» **YOUR OBJECTIVE**
Copy the full listing, changing nothing.
Top of DATA SHOWN
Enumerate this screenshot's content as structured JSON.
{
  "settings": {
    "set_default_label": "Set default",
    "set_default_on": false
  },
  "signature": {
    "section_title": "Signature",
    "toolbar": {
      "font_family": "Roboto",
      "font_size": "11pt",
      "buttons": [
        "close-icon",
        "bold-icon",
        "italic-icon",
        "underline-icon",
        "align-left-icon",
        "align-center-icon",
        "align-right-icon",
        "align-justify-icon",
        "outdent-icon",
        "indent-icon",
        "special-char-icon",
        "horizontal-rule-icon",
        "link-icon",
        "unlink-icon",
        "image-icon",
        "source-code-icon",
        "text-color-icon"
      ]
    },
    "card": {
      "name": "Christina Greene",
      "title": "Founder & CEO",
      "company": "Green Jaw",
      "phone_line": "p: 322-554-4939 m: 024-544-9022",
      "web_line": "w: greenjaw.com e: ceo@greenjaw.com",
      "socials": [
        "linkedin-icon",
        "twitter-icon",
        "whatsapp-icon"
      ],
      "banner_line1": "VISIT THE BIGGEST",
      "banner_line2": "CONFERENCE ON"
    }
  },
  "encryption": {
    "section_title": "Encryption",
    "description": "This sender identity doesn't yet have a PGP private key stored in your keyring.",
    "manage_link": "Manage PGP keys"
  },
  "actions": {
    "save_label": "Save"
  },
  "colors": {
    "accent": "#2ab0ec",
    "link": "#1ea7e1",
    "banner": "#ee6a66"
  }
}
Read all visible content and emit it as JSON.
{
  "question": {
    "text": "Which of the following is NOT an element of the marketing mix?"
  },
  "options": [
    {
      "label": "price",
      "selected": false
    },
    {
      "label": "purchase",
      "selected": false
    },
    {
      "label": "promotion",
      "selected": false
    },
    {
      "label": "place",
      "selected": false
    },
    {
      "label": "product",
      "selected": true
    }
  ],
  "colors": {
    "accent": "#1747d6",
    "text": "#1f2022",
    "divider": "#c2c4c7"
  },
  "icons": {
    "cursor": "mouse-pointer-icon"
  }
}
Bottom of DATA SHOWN
» **TASK RESULT**
Enumerate this screenshot's content as structured JSON.
{
  "settings": {
    "set_default_label": "Set default",
    "set_default_on": false
  },
  "signature": {
    "section_title": "Signature",
    "toolbar": {
      "font_family": "Roboto",
      "font_size": "11pt",
      "buttons": [
        "close-icon",
        "bold-icon",
        "italic-icon",
        "underline-icon",
        "align-left-icon",
        "align-center-icon",
        "align-right-icon",
        "align-justify-icon",
        "outdent-icon",
        "indent-icon",
        "special-char-icon",
        "horizontal-rule-icon",
        "link-icon",
        "unlink-icon",
        "image-icon",
        "source-code-icon",
        "text-color-icon"
      ]
    },
    "card": {
      "name": "Christina Greene",
      "title": "Founder & CEO",
      "company": "Green Jaw",
      "phone_line": "p: 322-554-4939 m: 024-544-9022",
      "web_line": "w: greenjaw.com e: ceo@greenjaw.com",
      "socials": [
        "linkedin-icon",
        "twitter-icon",
        "whatsapp-icon"
      ],
      "banner_line1": "VISIT THE BIGGEST",
      "banner_line2": "CONFERENCE ON"
    }
  },
  "encryption": {
    "section_title": "Encryption",
    "description": "This sender identity doesn't yet have a PGP private key stored in your keyring.",
    "manage_link": "Manage PGP keys"
  },
  "actions": {
    "save_label": "Save"
  },
  "colors": {
    "accent": "#2ab0ec",
    "link": "#1ea7e1",
    "banner": "#ee6a66"
  }
}
Read all visible content and emit it as JSON.
{
  "question": {
    "text": "Which of the following is NOT an element of the marketing mix?"
  },
  "options": [
    {
      "label": "price",
      "selected": false
    },
    {
      "label": "purchase",
      "selected": false
    },
    {
      "label": "promotion",
      "selected": false
    },
    {
      "label": "place",
      "selected": false
    },
    {
      "label": "product",
      "selected": true
    }
  ],
  "colors": {
    "accent": "#1747d6",
    "text": "#1f2022",
    "divider": "#c2c4c7"
  },
  "icons": {
    "cursor": "mouse-pointer-icon"
  }
}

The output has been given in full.